→ Your task
Set the listing down unchanged, minus every embedded image.

→ The records
------------------------------------------------------------
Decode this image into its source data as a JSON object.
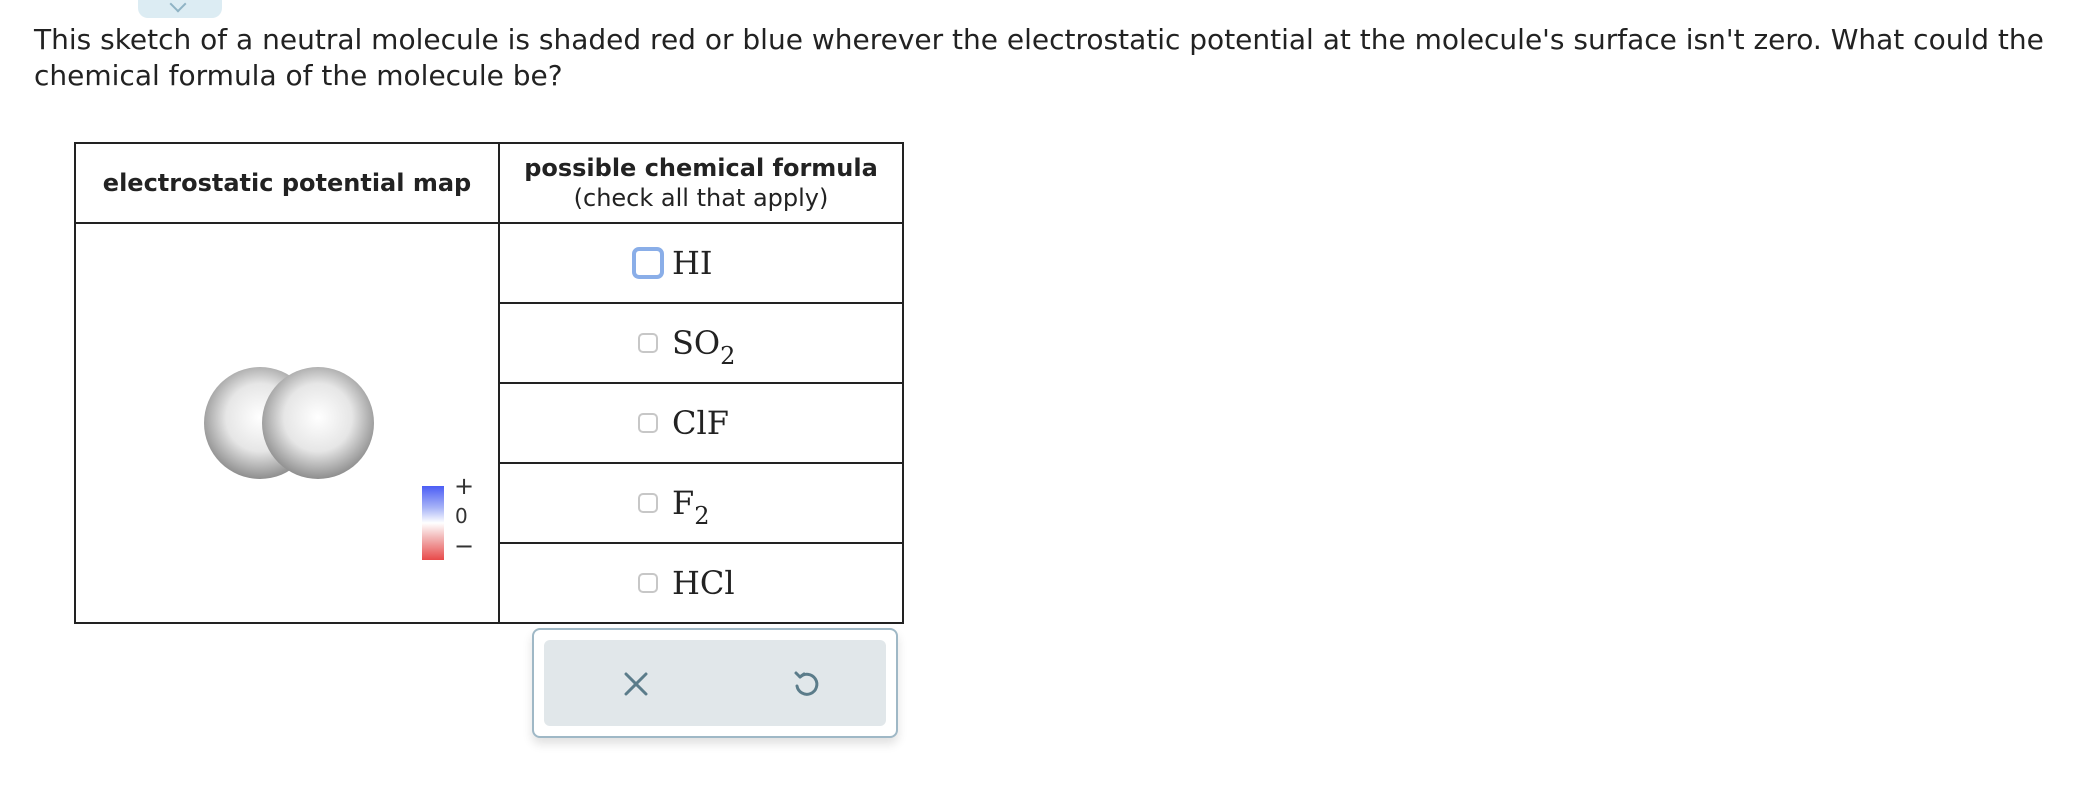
{
  "question": {
    "text": "This sketch of a neutral molecule is shaded red or blue wherever the electrostatic potential at the molecule's surface isn't zero. What could the chemical formula of the molecule be?"
  },
  "table": {
    "header_map": "electrostatic potential map",
    "header_formula_title": "possible chemical formula",
    "header_formula_hint": "(check all that apply)"
  },
  "legend": {
    "plus": "+",
    "zero": "0",
    "minus": "−",
    "colors": {
      "positive": "#4b5df5",
      "neutral": "#ffffff",
      "negative": "#e84a4a"
    }
  },
  "molecule": {
    "shading": "neutral-gray"
  },
  "options": [
    {
      "main": "HI",
      "sub": "",
      "checked": false,
      "focused": true
    },
    {
      "main": "SO",
      "sub": "2",
      "checked": false,
      "focused": false
    },
    {
      "main": "ClF",
      "sub": "",
      "checked": false,
      "focused": false
    },
    {
      "main": "F",
      "sub": "2",
      "checked": false,
      "focused": false
    },
    {
      "main": "HCl",
      "sub": "",
      "checked": false,
      "focused": false
    }
  ],
  "controls": {
    "clear_icon": "close-icon",
    "undo_icon": "undo-icon",
    "accent": "#5b7c8a"
  }
}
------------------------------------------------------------
→ Your solution
Decode this image into its source data as a JSON object.
{
  "question": {
    "text": "This sketch of a neutral molecule is shaded red or blue wherever the electrostatic potential at the molecule's surface isn't zero. What could the chemical formula of the molecule be?"
  },
  "table": {
    "header_map": "electrostatic potential map",
    "header_formula_title": "possible chemical formula",
    "header_formula_hint": "(check all that apply)"
  },
  "legend": {
    "plus": "+",
    "zero": "0",
    "minus": "−",
    "colors": {
      "positive": "#4b5df5",
      "neutral": "#ffffff",
      "negative": "#e84a4a"
    }
  },
  "molecule": {
    "shading": "neutral-gray"
  },
  "options": [
    {
      "main": "HI",
      "sub": "",
      "checked": false,
      "focused": true
    },
    {
      "main": "SO",
      "sub": "2",
      "checked": false,
      "focused": false
    },
    {
      "main": "ClF",
      "sub": "",
      "checked": false,
      "focused": false
    },
    {
      "main": "F",
      "sub": "2",
      "checked": false,
      "focused": false
    },
    {
      "main": "HCl",
      "sub": "",
      "checked": false,
      "focused": false
    }
  ],
  "controls": {
    "clear_icon": "close-icon",
    "undo_icon": "undo-icon",
    "accent": "#5b7c8a"
  }
}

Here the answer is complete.